─── EXERCISE DATA

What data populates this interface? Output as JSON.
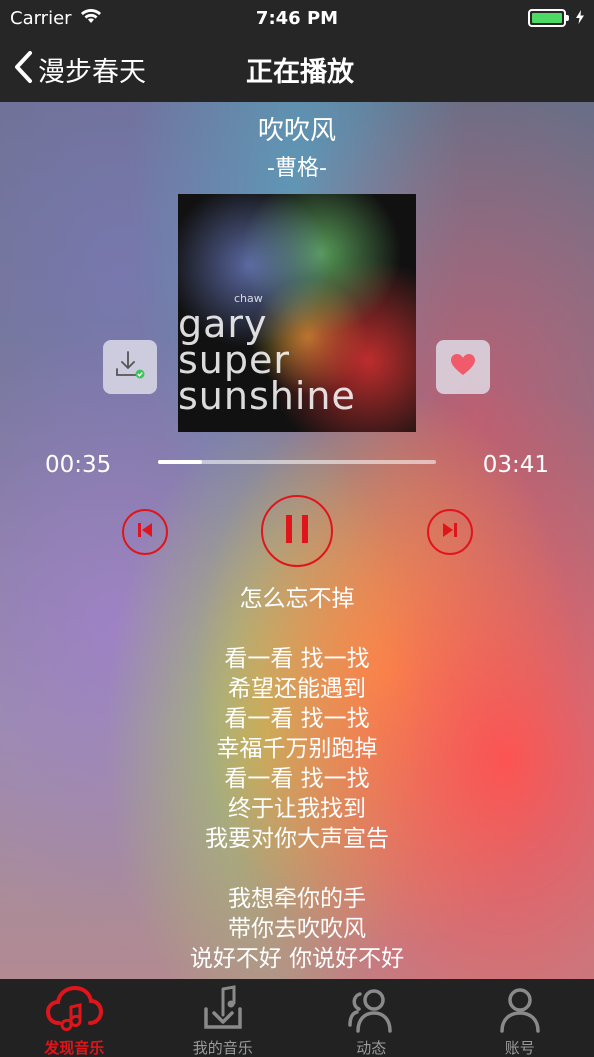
{
  "status_bar": {
    "carrier": "Carrier",
    "time": "7:46 PM",
    "battery_level": 1.0,
    "battery_color": "#4cd964"
  },
  "nav": {
    "back_label": "漫步春天",
    "title": "正在播放"
  },
  "song": {
    "title": "吹吹风",
    "artist": "-曹格-"
  },
  "album": {
    "small_text": "chaw",
    "lines": [
      "gary",
      "super",
      "sunshine"
    ]
  },
  "player": {
    "current_time": "00:35",
    "total_time": "03:41",
    "progress": 0.16,
    "accent_color": "#e0151b",
    "icons": {
      "download": "download-icon",
      "like": "heart-icon",
      "prev": "previous-icon",
      "play_pause": "pause-icon",
      "next": "next-icon"
    }
  },
  "lyrics": [
    "怎么忘不掉",
    "",
    "看一看 找一找",
    "希望还能遇到",
    "看一看 找一找",
    "幸福千万别跑掉",
    "看一看 找一找",
    "终于让我找到",
    "我要对你大声宣告",
    "",
    "我想牵你的手",
    "带你去吹吹风",
    "说好不好 你说好不好"
  ],
  "tabs": [
    {
      "label": "发现音乐",
      "icon": "cloud-music-icon",
      "active": true
    },
    {
      "label": "我的音乐",
      "icon": "music-download-icon",
      "active": false
    },
    {
      "label": "动态",
      "icon": "friends-icon",
      "active": false
    },
    {
      "label": "账号",
      "icon": "account-icon",
      "active": false
    }
  ]
}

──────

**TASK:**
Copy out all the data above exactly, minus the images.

**OUTPUT OF THE TASK:**
What data populates this interface? Output as JSON.
{
  "status_bar": {
    "carrier": "Carrier",
    "time": "7:46 PM",
    "battery_level": 1.0,
    "battery_color": "#4cd964"
  },
  "nav": {
    "back_label": "漫步春天",
    "title": "正在播放"
  },
  "song": {
    "title": "吹吹风",
    "artist": "-曹格-"
  },
  "album": {
    "small_text": "chaw",
    "lines": [
      "gary",
      "super",
      "sunshine"
    ]
  },
  "player": {
    "current_time": "00:35",
    "total_time": "03:41",
    "progress": 0.16,
    "accent_color": "#e0151b",
    "icons": {
      "download": "download-icon",
      "like": "heart-icon",
      "prev": "previous-icon",
      "play_pause": "pause-icon",
      "next": "next-icon"
    }
  },
  "lyrics": [
    "怎么忘不掉",
    "",
    "看一看 找一找",
    "希望还能遇到",
    "看一看 找一找",
    "幸福千万别跑掉",
    "看一看 找一找",
    "终于让我找到",
    "我要对你大声宣告",
    "",
    "我想牵你的手",
    "带你去吹吹风",
    "说好不好 你说好不好"
  ],
  "tabs": [
    {
      "label": "发现音乐",
      "icon": "cloud-music-icon",
      "active": true
    },
    {
      "label": "我的音乐",
      "icon": "music-download-icon",
      "active": false
    },
    {
      "label": "动态",
      "icon": "friends-icon",
      "active": false
    },
    {
      "label": "账号",
      "icon": "account-icon",
      "active": false
    }
  ]
}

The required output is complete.